Martin's Managerial Skills Unmentioned by Chroniclers

Article excerpt

After reading over and over about the brawling, drinking and obsession with winning of Billy Martin, former New York Yankee baseball manager, since his death last week, I feel compelled to tell the story of the Billy Martin I knew for 30 years.

Oh, I knew the combative side of Martin all right. I saw several of his fights during the 10 years I traveled with the Minnesota Twins, and I broke the story of his battle with a marshmallow salesman. Having once argued with him for two hours on an elevator, I knew how scary he could be.

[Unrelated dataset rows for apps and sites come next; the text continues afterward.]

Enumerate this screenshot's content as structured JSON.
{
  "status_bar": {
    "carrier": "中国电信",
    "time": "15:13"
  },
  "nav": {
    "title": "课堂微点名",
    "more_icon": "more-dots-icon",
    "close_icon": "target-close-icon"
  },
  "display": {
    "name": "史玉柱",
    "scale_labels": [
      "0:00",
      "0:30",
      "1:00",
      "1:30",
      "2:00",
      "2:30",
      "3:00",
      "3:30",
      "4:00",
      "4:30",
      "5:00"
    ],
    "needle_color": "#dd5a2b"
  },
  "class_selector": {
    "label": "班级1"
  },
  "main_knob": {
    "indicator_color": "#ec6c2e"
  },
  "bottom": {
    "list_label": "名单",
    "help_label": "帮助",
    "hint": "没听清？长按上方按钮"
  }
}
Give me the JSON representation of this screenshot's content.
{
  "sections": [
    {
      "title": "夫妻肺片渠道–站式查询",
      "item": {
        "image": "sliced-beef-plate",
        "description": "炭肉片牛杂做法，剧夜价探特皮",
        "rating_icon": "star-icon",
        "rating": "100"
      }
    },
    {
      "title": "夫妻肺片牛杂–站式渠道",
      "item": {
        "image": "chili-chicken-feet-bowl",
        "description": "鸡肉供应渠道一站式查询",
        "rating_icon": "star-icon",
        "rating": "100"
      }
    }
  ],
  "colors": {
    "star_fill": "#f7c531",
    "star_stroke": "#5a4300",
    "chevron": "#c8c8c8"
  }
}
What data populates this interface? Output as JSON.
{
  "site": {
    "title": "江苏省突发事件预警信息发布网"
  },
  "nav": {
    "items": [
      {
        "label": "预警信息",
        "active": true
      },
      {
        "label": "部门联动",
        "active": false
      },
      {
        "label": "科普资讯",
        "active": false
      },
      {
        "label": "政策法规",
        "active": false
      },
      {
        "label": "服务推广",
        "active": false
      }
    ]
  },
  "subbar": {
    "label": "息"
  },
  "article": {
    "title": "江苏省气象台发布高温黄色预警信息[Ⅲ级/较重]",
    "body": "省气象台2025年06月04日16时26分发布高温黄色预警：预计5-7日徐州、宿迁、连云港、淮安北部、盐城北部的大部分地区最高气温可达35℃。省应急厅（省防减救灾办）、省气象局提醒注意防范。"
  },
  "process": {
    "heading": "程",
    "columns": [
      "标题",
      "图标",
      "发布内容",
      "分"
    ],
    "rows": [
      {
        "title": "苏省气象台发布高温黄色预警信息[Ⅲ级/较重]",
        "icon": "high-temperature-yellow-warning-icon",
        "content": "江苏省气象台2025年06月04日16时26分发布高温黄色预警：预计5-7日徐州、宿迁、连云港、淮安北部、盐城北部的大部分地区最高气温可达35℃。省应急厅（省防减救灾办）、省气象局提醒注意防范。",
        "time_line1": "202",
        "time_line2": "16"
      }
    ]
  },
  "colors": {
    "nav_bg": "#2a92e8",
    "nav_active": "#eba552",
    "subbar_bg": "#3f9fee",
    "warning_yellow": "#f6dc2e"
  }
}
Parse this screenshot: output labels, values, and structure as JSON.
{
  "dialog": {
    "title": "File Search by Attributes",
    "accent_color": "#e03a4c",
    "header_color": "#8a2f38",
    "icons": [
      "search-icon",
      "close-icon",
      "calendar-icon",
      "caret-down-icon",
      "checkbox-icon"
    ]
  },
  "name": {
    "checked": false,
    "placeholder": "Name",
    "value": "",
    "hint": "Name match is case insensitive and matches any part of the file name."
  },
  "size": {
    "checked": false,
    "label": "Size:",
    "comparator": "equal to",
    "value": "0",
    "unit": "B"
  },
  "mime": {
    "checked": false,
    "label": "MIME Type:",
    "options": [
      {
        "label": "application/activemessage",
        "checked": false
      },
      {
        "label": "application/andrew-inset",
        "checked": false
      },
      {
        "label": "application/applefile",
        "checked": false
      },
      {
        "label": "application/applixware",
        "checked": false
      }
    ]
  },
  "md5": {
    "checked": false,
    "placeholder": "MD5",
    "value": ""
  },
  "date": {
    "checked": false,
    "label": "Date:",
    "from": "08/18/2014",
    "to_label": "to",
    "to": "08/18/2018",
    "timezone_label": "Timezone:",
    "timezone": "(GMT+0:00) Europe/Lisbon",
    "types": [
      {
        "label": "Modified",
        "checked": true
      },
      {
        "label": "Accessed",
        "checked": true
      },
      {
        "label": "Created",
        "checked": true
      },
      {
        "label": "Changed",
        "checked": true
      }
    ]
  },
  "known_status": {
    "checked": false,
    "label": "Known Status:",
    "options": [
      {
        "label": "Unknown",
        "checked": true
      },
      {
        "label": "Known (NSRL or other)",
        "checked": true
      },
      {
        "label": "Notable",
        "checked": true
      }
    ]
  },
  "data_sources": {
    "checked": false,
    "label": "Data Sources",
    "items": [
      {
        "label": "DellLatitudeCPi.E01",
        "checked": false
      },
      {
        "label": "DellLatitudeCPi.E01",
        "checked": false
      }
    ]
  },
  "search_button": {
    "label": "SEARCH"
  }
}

I also saw his drinking bouts, the fury of his raging battles with New York Yankee President George Steinbrenner and his unceasing struggle to finish first. None of that has been exaggerated. Having grown up on the Oakland waterfront, he was a street fighter with no ethics.

It's what the sports chroniclers left out that surprises me. Martin's detailed approach to managing, skill in motivating men and ability to develop pride could have been utilized by the corporate world if he would have overcome his drinking. He also could be loveable with a pixie delight in practical jokes, and he was a helluva cook.

Those sides of Martin have been forgotten in the tragedy of his personal life and his death in a truck crash.

Martin was still a player in 1961, when I first met him. It was his last year, though he was only 33. After seven spectacular years with the Yankees, he had been traded several times - finally to the Twins. I was in my first year as a young baseball writer for the Minneapolis Star.

He was hitting only .242 and furious with himself, but not about the batting average. His cheekbone had been crushed by a pitched ball, and he was backing away from inside curveballs. He told me how much that hurt his pride, and I was the first one to write about it.

Some colleagues expected me to feel his wrath, but he thanked me for writing the truth. I learned that day to stick with fairness and the truth. It was a lesson that helped me through hundreds of difficult times in reporting on sports and then business - including several with Martin.

He retired as a player during spring training of 1962, after helping rookie Bernie Allen learn enough to replace him at second base. That was my first glimpse of Martin as a teacher - one of his most important attributes.

He started his post-playing career as a scout and instructor of young players in the Twins system. In 1964, he was hired by President Calvin Griffith to coach third base and "light a fire'' under the Twins, who had tied for sixth in 1964. He did.

They won the American League pennant in 1965 with the same team, including six home run sluggers led by Harmon Killebrew. Martin added daring baserunning, and he personally coached Zoilo Versalles to the Most Valuable Player award.

Versalles had great talent at shortstop but could not remember how to play hitters. Martin patiently went over every hitter with Versalles before every game and between innings. I will never forget how he taught Versalles to use his speed on the bases.

"He made it simple,'' Versalles once said. "He told me to get to first base as fast as I could on every base hit and look for the ball. If it was still on the grass in the outfield, I went to second base.''

Versalles hit 45 doubles that year, including 22 when the ball was on the ground in front of outfielders. Martin described the essence of his philosophy in what later became known as "Billy Ball" when he managed.

"The idea is to force the perfect play,'' he said. "Human beings just aren't good enough to make the perfect play every time.''

In the midst of the pennant race, Martin's tendency toward controversy also came out in a feud with pitching coach Johnny Sain. When I reported the problems, Martin accused me of trying to hurt the club. …